The Killing Eve Book Series Author Hated The Series Finale Just Like Everyone Else

Warning: major spoilers ahead for "Killing Eve."

After years of bloody, sexy tension, BBC's "Killing Eve" has wrapped up its final season with a bang ... But not the kind of bang fans were hoping for. After watching British investigator Eve (Sandra Oh) and assassin Villanelle (Jodie Corner) become more and more obsessed and enmeshed with each other every season, it seemed like a deeply messed up and also incredibly hot romance was right around the corner. And it was. Kind of. But after a brief glimpse of happiness for the couple, their romance is shattered when Villanelle is suddenly murdered and Eve is left screaming in her wake.

For a show that seemed to bask in its subversiveness, Villanelle's sudden end felt so typical and pedestrian that it almost went full circle and became shocking again, but the keyword there is "almost." Much of the criticism that came out of the "Killing Eve" finale centered on the "bury your gays" trope, in which LGBTQ+ couples or characters are allowed a single, shining moment of happiness before they meet a brutal end.

Punishing Villanelle

It's not just fans that are upset about the finale of "Killing Eve." Luke Jennings, author of the "Codename Villanelle" book series that the show is based on, shared his discontent over the finale with an article in The Guardian that both admonishes the series and hopes to soothe fans who are still reeling after that shocking ending. 

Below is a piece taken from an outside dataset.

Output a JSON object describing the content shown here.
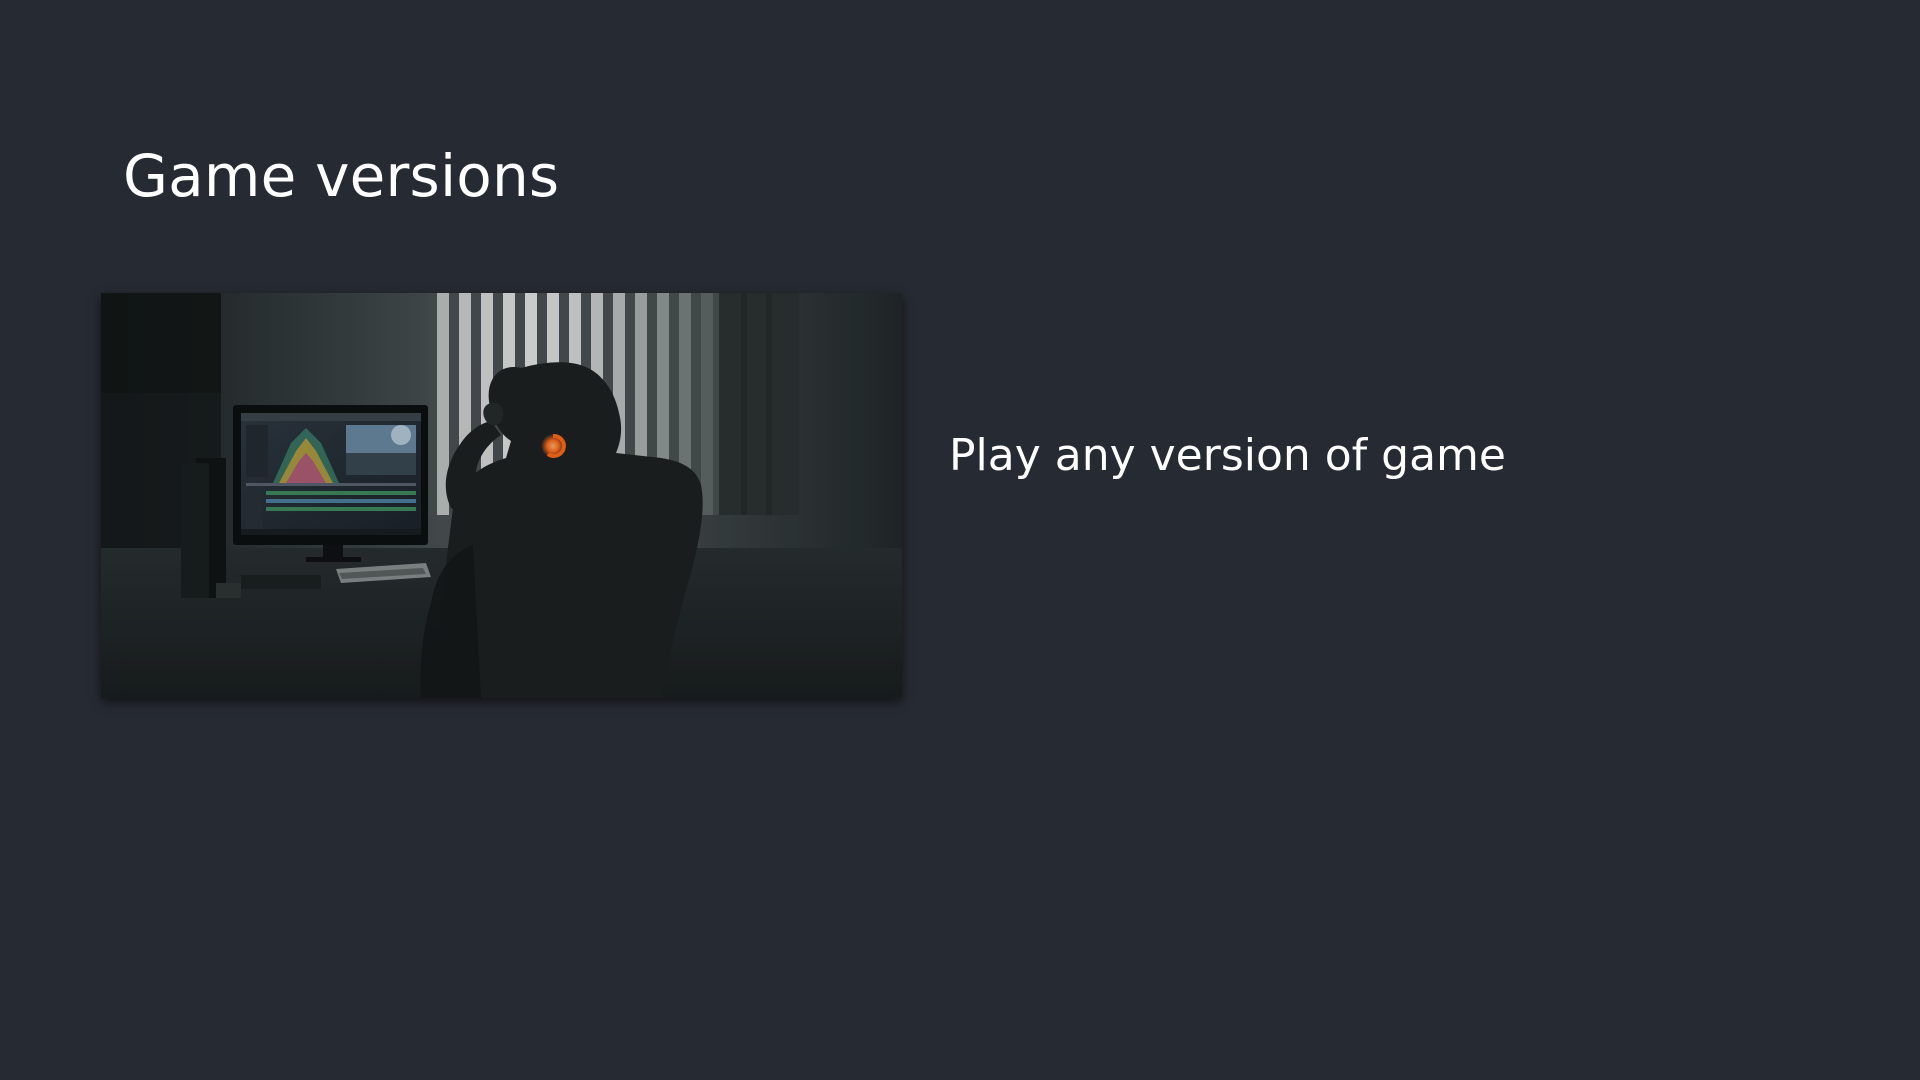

Jennings compliments writer/actor Phoebe Waller-Bridge for capturing Villanelle's essence when she was lead writer on the first season, but then makes it clear that he thought the end of season 4 (which was lead by writer Laura Neal) took a wrong turn:

When Phoebe Waller-Bridge and I first discussed Villanelle's character five years ago, we agreed that she was defined by what Phoebe called her 'glory': her subversiveness, her savage power, her insistence on lovely things. That's the Villanelle that I wrote, that Phoebe turned into a screen character, and that Jodie ran with so gloriously ... But the season 4 ending was a bowing to convention. A punishing of Villanelle and Eve for the bloody, erotically impelled chaos they have caused.

Villanelle lives

He goes onto say that the ending he envisioned for Eve and Villanelle while writing the series was very different:

"How much more darkly satisfying, and true to Killing Eve's original spirit, for the couple to walk off into the sunset together? Spoiler alert, but that's how it seemed to me when writing the books."

Jennings ends it all with a promise to readers and viewers alike that no matter what happened in the "Killing Eve" season finale, Villanelle can't be counted out yet:

"I learned the outcome of the final episode in advance, and suspected, rightly, that fans would be upset ... But to those fans, I would say this: Villanelle lives. And on the page, if not on the screen, she will be back."

It's hard to watch your favorite TV show end in that perpetuates a harmful trope, but at least there's some hope on the horizon. And, of course, there's always the books. And fan fiction? There are a lot of ways to drown your TV sorrows — you just have to get through the TV grief.